[[ RECORD SET, beginning ]]
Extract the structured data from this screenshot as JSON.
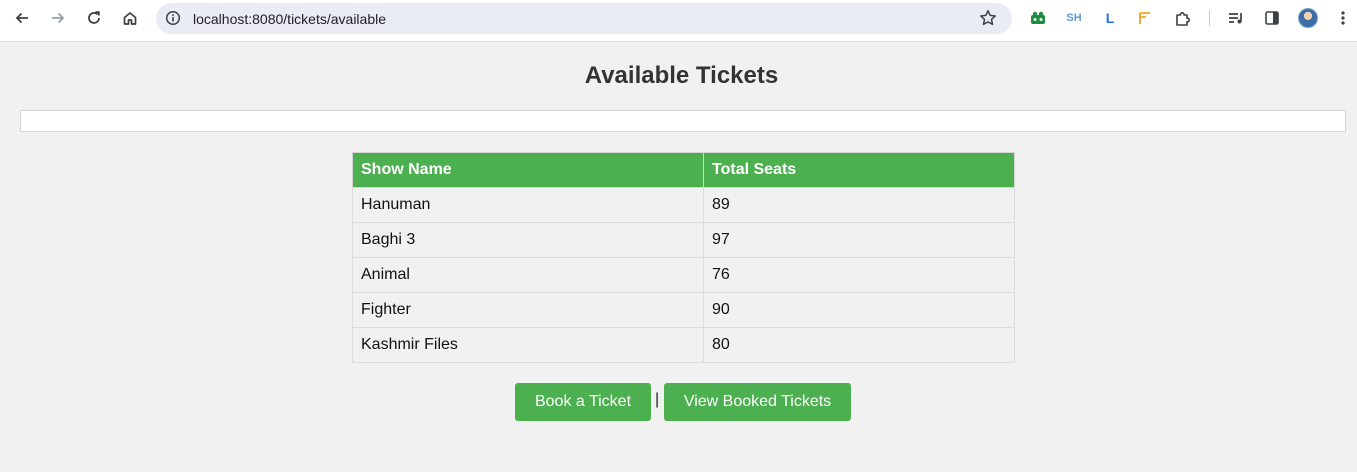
{
  "browser": {
    "url": "localhost:8080/tickets/available",
    "extensions": {
      "sh_label": "SH",
      "l_label": "L"
    }
  },
  "page": {
    "title": "Available Tickets",
    "table": {
      "headers": [
        "Show Name",
        "Total Seats"
      ],
      "rows": [
        [
          "Hanuman",
          "89"
        ],
        [
          "Baghi 3",
          "97"
        ],
        [
          "Animal",
          "76"
        ],
        [
          "Fighter",
          "90"
        ],
        [
          "Kashmir Files",
          "80"
        ]
      ]
    },
    "buttons": {
      "book": "Book a Ticket",
      "separator": "|",
      "view": "View Booked Tickets"
    }
  },
  "colors": {
    "accent": "#4caf50",
    "background": "#f1f1f1"
  },
  "icons": [
    "back-icon",
    "forward-icon",
    "reload-icon",
    "home-icon",
    "info-icon",
    "star-icon",
    "extension-icon",
    "reading-list-icon",
    "side-panel-icon",
    "menu-icon"
  ]
}
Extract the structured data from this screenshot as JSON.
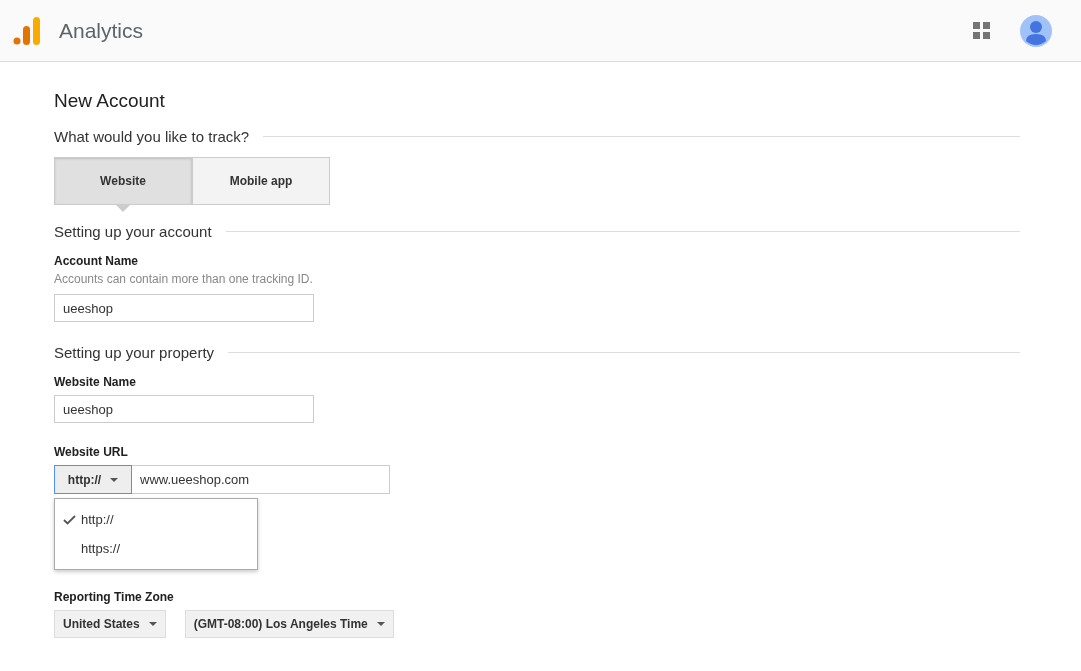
{
  "header": {
    "title": "Analytics"
  },
  "page_title": "New Account",
  "track_section": {
    "heading": "What would you like to track?",
    "options": [
      {
        "label": "Website",
        "selected": true
      },
      {
        "label": "Mobile app",
        "selected": false
      }
    ]
  },
  "account_section": {
    "heading": "Setting up your account",
    "label": "Account Name",
    "hint": "Accounts can contain more than one tracking ID.",
    "value": "ueeshop"
  },
  "property_section": {
    "heading": "Setting up your property",
    "website_name": {
      "label": "Website Name",
      "value": "ueeshop"
    },
    "website_url": {
      "label": "Website URL",
      "protocol": "http://",
      "value": "www.ueeshop.com",
      "menu": [
        {
          "label": "http://",
          "selected": true
        },
        {
          "label": "https://",
          "selected": false
        }
      ]
    },
    "time_zone": {
      "label": "Reporting Time Zone",
      "country": "United States",
      "zone": "(GMT-08:00) Los Angeles Time"
    }
  }
}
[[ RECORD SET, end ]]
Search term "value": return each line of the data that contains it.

    "value": "ueeshop"
      "value": "ueeshop"
      "value": "www.ueeshop.com",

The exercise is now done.